Condensing complex research or creative work and explaining it to others can be an incredibly difficult task, and that’s what 16 UCF graduate students were challenged with when they participated in the university’s annual Three Minute Thesis (3MT) competition last Wednesday.
The College of Graduate Studies hosts 3MT each fall, bringing together master’s and doctoral students from diverse disciplines to share their work. From feminist art to scientific exploration, the event is a brilliant showcase of the diversity in students’ endeavors.
Participants were evaluated on their ability to effectively convey the essence and significance of their research in an engaging way to a non-specialist audience in under three minutes, using only one PowerPoint slide.

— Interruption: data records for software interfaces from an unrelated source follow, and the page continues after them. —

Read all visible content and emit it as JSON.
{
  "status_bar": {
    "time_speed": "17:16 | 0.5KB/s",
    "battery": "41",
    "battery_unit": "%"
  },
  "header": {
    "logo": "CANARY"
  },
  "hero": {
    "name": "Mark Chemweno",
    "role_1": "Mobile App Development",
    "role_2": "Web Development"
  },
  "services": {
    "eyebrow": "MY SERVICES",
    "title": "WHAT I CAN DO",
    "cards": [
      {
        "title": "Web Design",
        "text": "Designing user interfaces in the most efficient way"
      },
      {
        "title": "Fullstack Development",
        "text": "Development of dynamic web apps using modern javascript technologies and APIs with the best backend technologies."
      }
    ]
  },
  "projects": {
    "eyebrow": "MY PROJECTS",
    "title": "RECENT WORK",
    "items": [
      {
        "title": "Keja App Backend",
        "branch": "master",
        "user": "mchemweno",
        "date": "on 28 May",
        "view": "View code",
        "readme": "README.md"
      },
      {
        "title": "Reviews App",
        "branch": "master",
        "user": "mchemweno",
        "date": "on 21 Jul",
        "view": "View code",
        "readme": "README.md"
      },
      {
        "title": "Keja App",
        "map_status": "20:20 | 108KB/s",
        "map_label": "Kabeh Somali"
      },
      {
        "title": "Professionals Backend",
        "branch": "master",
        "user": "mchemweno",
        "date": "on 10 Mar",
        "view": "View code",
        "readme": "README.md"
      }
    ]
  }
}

Judges for the master’s event included:
- Olga Bedoya, academic director for UCF Global
- Sarah Norris, associate librarian
- John Weishampel, senior associate dean of the College of Graduate Studies
At the doctoral event, the judges were:
- Jade Laderwarg, associate director of the Office of Postdoctoral Affairs
- Chelsea Piner, director of development of the Orlando Science Center
- Michael Preston, executive director of the Florida Consortium of Metropolitan Research Universities
The winners included:
First Place: Melanie Cedeno Lopez, an MFA student in feature film production who won $1,000
Second Place: Cory Kennedy Barrow, a theatre MFA with a track in theatre for young audiences student who won $750
People’s Choice Award: Meghan Kane an industrial and organizational psychology master’s student won $250
First Place: Ashley Morris, a public affairs Ph.D. student who won $1,000
Second Place: Helen Mills, a nursing Ph.D. student who won $750
Doctoral winner Morris says competing in 3MT gave her the validation that her research is essential and, by allowing her to share her work with others, provided her with allies to support her in the journey forward. Her research focuses on the struggles faced by Black women parenting children diagnosed with a mental illness.
“I felt very much compelled to continue to share their stories,” Morris says. “I think that, at the very least, I’m continuing to let their stories live through this competition because I strongly feel they need to be heard. This platform allows young researchers to share their passion projects and solicit support.”
Through her efforts, Morris aims to improve access to quality mental health services for Black families. She will go on in March to represent UCF at the regional competition in Greeneville, South Carolina.
Emerging media MFA student Olivia Van Natta says she appreciated the opportunity to share her art and participate in the event.
“I was interested in competing because I think it’s important for artistic research to be presented alongside traditional academic research,” she says.
The preparation she underwent for the competition also helped her with writing her thesis while giving her beneficial exposure as an artist. In the future, she hopes to participate in group shows and have her art displayed in galleries.
The first 3MT competition was held at the University of Queensland in 2008. Since then, the popularity of the competition has increased, and 3MT competitions are held in over 900 universities across more than 85 countries worldwide. The competition celebrates the exciting research conducted by UCF students and cultivates their academic, presentation, and research communication skills.
Following the conclusion of presentations at the event, the Fall 2023 recipients of the Award for Excellence by a Graduate Student Researcher were also announced, further highlighting the research accomplishments of our graduate students. The award, presented by the Graduate Student Advisory Council, recognizes outstanding graduate student-level research and creative scholarship with cash prizes and allows students to share their research with the UCF community. The winners were:
First Place: Israt Jahan, a social work student won $1,000
Honorable Mention: Ancuta Margondai ’23, a modeling and simulation student who also earned a bachelor’s in psychology from UCF won $250
Second Place: Pamela Dow ’13, a public affairs student who also earned a bachelor’s and a master’s in health sciences at UCF won $750
Ashiqueali, who came in first place for her research in cellular senescence, says she applied for the award to showcase her research, as she aims to work in academia and pursue an M.D. in hopes of bridging the gap between basic science and clinical research. Awards and events such as these serve as an important occasion for students to spread the word about their work and receive recognition that can help them in the future.